Publisher: Lars Muller Publishers, ISBN: 9783037786864, Author: Diébédo Francis Kéré, Format: Paperback, 180pp, 240 x 330mm
Two stars of contemporary architecture explore the unique handling of light and heat in the architecture of Burkina Faso.
Across the African continent, but especially in the sub-Saharan regions, the light has a particularly stark quality, which becomes most apparent in relation to older buildings. Before electricity, architecture was required to make use of the sun as a light source within a building, while also protecting its inhabitants from the heat. This resulted in vernacular architecture that features very few or small openings, which consequently render the inside of a building near pitch black, while the outside is illuminated by sunshine that bears down mercilessly.
On the initiative of the lighting technology company Zumtobel Group, photographer Iwan Baan (born 1975) and architect Francis Kéré (born 1965) set out to capture how the sun’s natural light cycle shapes vernacular architecture in Burkina Faso with little to no artificial light sources. They traveled to three exemplary locations: communal compounds in Gando; the main mosque of Bobo Dioulasso; and the terraced houses in Dano.
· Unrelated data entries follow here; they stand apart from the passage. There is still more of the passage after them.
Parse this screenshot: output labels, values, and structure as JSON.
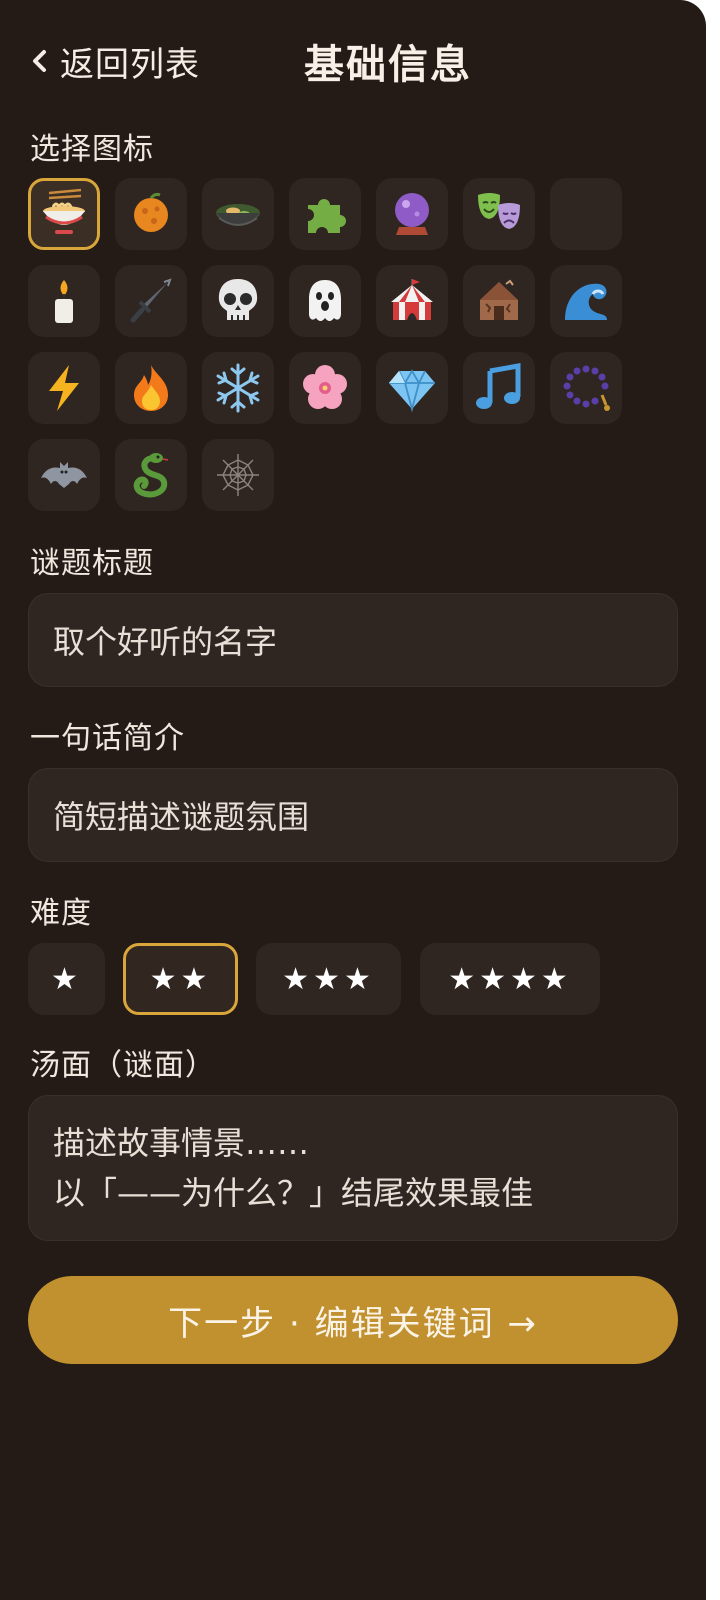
{
  "header": {
    "back_label": "返回列表",
    "title": "基础信息"
  },
  "icon_section": {
    "label": "选择图标",
    "selected_index": 0,
    "icons": [
      "noodle-bowl-icon",
      "orange-icon",
      "stew-pot-icon",
      "puzzle-piece-icon",
      "crystal-ball-icon",
      "theater-masks-icon",
      "crescent-moon-icon",
      "candle-icon",
      "dagger-icon",
      "skull-icon",
      "ghost-icon",
      "circus-tent-icon",
      "ruined-house-icon",
      "wave-icon",
      "lightning-icon",
      "fire-icon",
      "snowflake-icon",
      "cherry-blossom-icon",
      "gem-icon",
      "music-note-icon",
      "prayer-beads-icon",
      "bat-icon",
      "snake-icon",
      "spider-web-icon"
    ]
  },
  "title_field": {
    "label": "谜题标题",
    "placeholder": "取个好听的名字"
  },
  "summary_field": {
    "label": "一句话简介",
    "placeholder": "简短描述谜题氛围"
  },
  "difficulty": {
    "label": "难度",
    "selected_index": 1,
    "options": [
      "★",
      "★★",
      "★★★",
      "★★★★"
    ]
  },
  "surface_field": {
    "label": "汤面（谜面）",
    "placeholder_line1": "描述故事情景……",
    "placeholder_line2": "以「——为什么？」结尾效果最佳"
  },
  "next_button": {
    "label": "下一步 · 编辑关键词 →"
  },
  "colors": {
    "background": "#241b17",
    "accent": "#c1902f",
    "selected_border": "#d9a63c"
  }
}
Baan’s pictures are accompanied by architectural sketches by Francis Kéré, who himself grew up in this light environment and whose architecture is inspired by it. The stunning photographs are printed using a special technique, to give a sense of being immersed in the very light conditions documented here.